We find nothing improper in the City Court's questioning of the police officer who issued the summons, in the absence of a prosecutor or a local official authorized to present the case, and where the officer issuing the ticket has been delegated the function of prosecuting the case (see County Law § 700 [1]; People v Soddano, 86 NY2d 727, 728 [1995]; People v Pappas, 19 Misc 3d 140[A], 2008 NY Slip Op 50903[U], *1 [App Term, 9th & 10th Jud Dists 2008]). In such circumstances, a trial court may conduct the questioning of a witness "to elicit sufficient facts to enable [it] to reach a decision" (People v DeLeyden, 10 NY2d 293, 294 [1961]). We also find that the evidence was legally sufficient to support the conviction. The officer testified that, at the location of the offense, the speed limit is 30 miles per hour as indicated by multiple signs; that he had employed a calibrated radar device, which had measured defendant's speed as 51 miles per hour; and as to his ability to estimate the speed of a moving vehicle within five miles per hour of the true speed. As "the variance between the officer's visual observation of the speed of defendant's vehicle and the posted speed limit was sufficiently wide . . . the [factfinder could conclude] beyond a reasonable doubt that the defendant exceeded the permissible limit' " (People v Raghubir, 39 Misc 3d 138[A], 2012 NY Slip Op 52476[U], *2 [App Term, 9th & 10th Jud Dists 2012], quoting People v Olsen, 22 NY2d 230, 232 [1968]). The officer's unchallenged proof that the radar device had been properly calibrated further supported the City Court's determination that defendant was guilty of speeding (People v Dusing, 5 NY2d 126, 128 [1959]). In the exercise of our responsibility to conduct an independent review of the weight of the [*2]evidence (see CPL 470.15 [5]; People v Danielson, 9 NY3d 342 [2007]), and according the requisite deference to the factfinder's opportunity to view the witnesses, hear their testimony, and observe their demeanor (People v Mateo, 2 NY3d 383 [2004]; People v Bleakley, 69 NY2d 490 [1987]), we find that the conviction was not against the weight of the credible evidence. However, defendant's claim that he was denied the right to counsel has merit. As the penalties upon a conviction of speeding 21 miles per hour over the speed limit include 15 days' incarceration (see Vehicle and Traffic Law § 1180 [h] [1] [ii]), defendant was entitled to the assistance of counsel at his trial (cf. People v Russo, 149 AD2d 255, 258 [1989]). It is undisputed that the City Court never advised defendant of his right to counsel, or of his right to an adjournment to obtain counsel, nor did the court inquire as to defendant's desire to proceed without counsel and elicit his understanding of the risks and consequences of proceeding without an attorney (see CPL 170.10 [3] [a], [c]; [4] [a]; People v Raghubir, 39 Misc 3d 138[A], 2012 NY Slip Op 52476[U], *2; People v Schonfeld, 26 Misc 3d 74, 76 [App Term, 9th & 10th Jud Dists 2009]).
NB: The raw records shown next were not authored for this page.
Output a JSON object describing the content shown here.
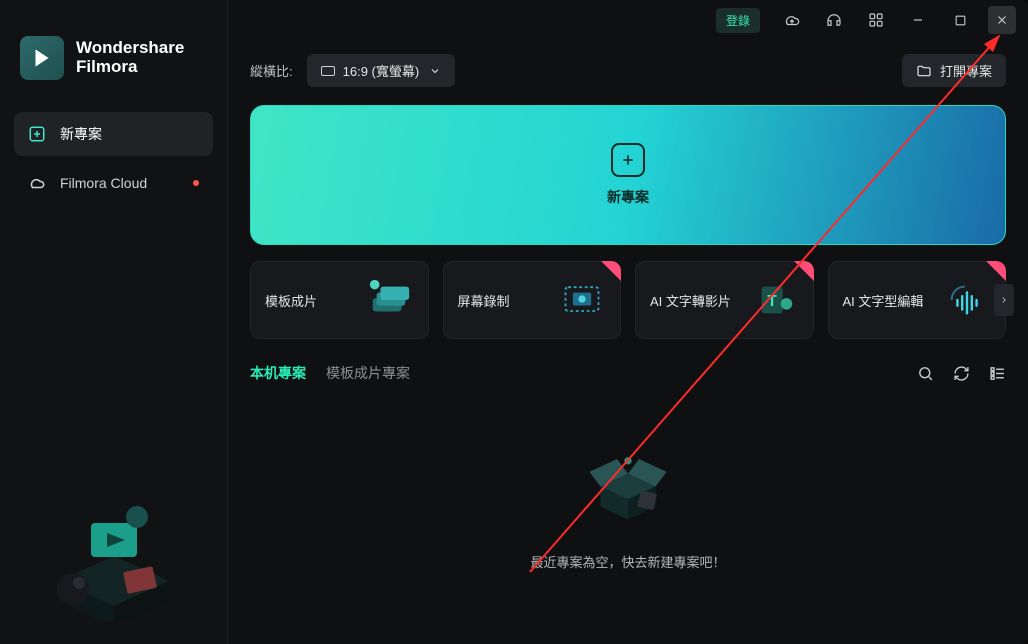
{
  "brand": {
    "line1": "Wondershare",
    "line2": "Filmora"
  },
  "sidebar": {
    "items": [
      {
        "label": "新專案",
        "icon": "plus-square-icon"
      },
      {
        "label": "Filmora Cloud",
        "icon": "cloud-icon"
      }
    ]
  },
  "titlebar": {
    "login": "登錄"
  },
  "controls": {
    "aspect_label": "縱橫比:",
    "aspect_value": "16:9 (寬螢幕)",
    "open_project": "打開專案"
  },
  "hero": {
    "label": "新專案"
  },
  "cards": [
    {
      "label": "模板成片",
      "new": false
    },
    {
      "label": "屏幕錄制",
      "new": true
    },
    {
      "label": "AI 文字轉影片",
      "new": true
    },
    {
      "label": "AI 文字型編輯",
      "new": true
    }
  ],
  "tabs": {
    "local": "本机專案",
    "template": "模板成片專案"
  },
  "empty": {
    "message": "最近專案為空，快去新建專案吧！"
  }
}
In light of the foregoing, we need not address defendant's remaining contentions (cf. People v Berger, 16 Misc 3d 133[A], 2007 NY Slip Op 51498[U] [App Term, 9th & 10th Jud Dists 2007]).

Accordingly, the judgment of conviction is reversed, the fine and surcharge, if paid, are remitted, and the matter is remitted to the City Court for a new trial.

Iannacci, J.P., Tolbert and Garguilo, JJ., concur.

Decision Date: July 24, 2014